--- Provided data ---

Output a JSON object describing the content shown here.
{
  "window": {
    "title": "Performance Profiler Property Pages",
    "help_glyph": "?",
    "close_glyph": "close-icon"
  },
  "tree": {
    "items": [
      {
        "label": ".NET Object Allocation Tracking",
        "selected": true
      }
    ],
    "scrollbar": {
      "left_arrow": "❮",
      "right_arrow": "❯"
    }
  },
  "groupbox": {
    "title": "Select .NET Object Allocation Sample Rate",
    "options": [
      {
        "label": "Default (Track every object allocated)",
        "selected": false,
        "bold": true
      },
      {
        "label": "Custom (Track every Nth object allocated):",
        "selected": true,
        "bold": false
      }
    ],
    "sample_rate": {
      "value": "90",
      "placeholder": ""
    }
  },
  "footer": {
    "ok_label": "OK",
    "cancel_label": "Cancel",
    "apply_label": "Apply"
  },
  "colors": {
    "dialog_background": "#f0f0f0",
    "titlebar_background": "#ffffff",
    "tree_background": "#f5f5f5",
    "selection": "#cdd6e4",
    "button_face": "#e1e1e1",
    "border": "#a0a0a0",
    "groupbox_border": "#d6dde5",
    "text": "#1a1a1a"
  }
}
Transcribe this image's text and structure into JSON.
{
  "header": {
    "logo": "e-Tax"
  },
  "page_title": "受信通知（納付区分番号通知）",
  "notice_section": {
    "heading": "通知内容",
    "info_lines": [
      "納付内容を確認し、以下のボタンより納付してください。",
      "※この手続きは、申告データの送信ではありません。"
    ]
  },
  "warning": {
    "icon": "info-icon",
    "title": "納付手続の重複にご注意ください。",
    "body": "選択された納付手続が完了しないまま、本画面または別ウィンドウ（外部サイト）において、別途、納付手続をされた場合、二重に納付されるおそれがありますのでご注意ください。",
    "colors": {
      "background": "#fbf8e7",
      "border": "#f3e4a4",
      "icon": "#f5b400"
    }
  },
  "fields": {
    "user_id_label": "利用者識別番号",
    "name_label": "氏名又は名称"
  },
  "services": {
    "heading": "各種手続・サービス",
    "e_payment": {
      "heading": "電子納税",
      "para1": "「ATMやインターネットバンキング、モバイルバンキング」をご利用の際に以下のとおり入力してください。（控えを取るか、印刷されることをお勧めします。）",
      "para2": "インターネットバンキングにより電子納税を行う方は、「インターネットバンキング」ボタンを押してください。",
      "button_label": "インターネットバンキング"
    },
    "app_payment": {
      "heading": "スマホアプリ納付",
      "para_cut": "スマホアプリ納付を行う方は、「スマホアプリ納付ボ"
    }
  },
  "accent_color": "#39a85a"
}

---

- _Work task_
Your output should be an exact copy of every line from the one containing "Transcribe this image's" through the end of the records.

- _Response below_
Transcribe this image's text and structure into JSON.
{
  "header": {
    "logo": "e-Tax"
  },
  "page_title": "受信通知（納付区分番号通知）",
  "notice_section": {
    "heading": "通知内容",
    "info_lines": [
      "納付内容を確認し、以下のボタンより納付してください。",
      "※この手続きは、申告データの送信ではありません。"
    ]
  },
  "warning": {
    "icon": "info-icon",
    "title": "納付手続の重複にご注意ください。",
    "body": "選択された納付手続が完了しないまま、本画面または別ウィンドウ（外部サイト）において、別途、納付手続をされた場合、二重に納付されるおそれがありますのでご注意ください。",
    "colors": {
      "background": "#fbf8e7",
      "border": "#f3e4a4",
      "icon": "#f5b400"
    }
  },
  "fields": {
    "user_id_label": "利用者識別番号",
    "name_label": "氏名又は名称"
  },
  "services": {
    "heading": "各種手続・サービス",
    "e_payment": {
      "heading": "電子納税",
      "para1": "「ATMやインターネットバンキング、モバイルバンキング」をご利用の際に以下のとおり入力してください。（控えを取るか、印刷されることをお勧めします。）",
      "para2": "インターネットバンキングにより電子納税を行う方は、「インターネットバンキング」ボタンを押してください。",
      "button_label": "インターネットバンキング"
    },
    "app_payment": {
      "heading": "スマホアプリ納付",
      "para_cut": "スマホアプリ納付を行う方は、「スマホアプリ納付ボ"
    }
  },
  "accent_color": "#39a85a"
}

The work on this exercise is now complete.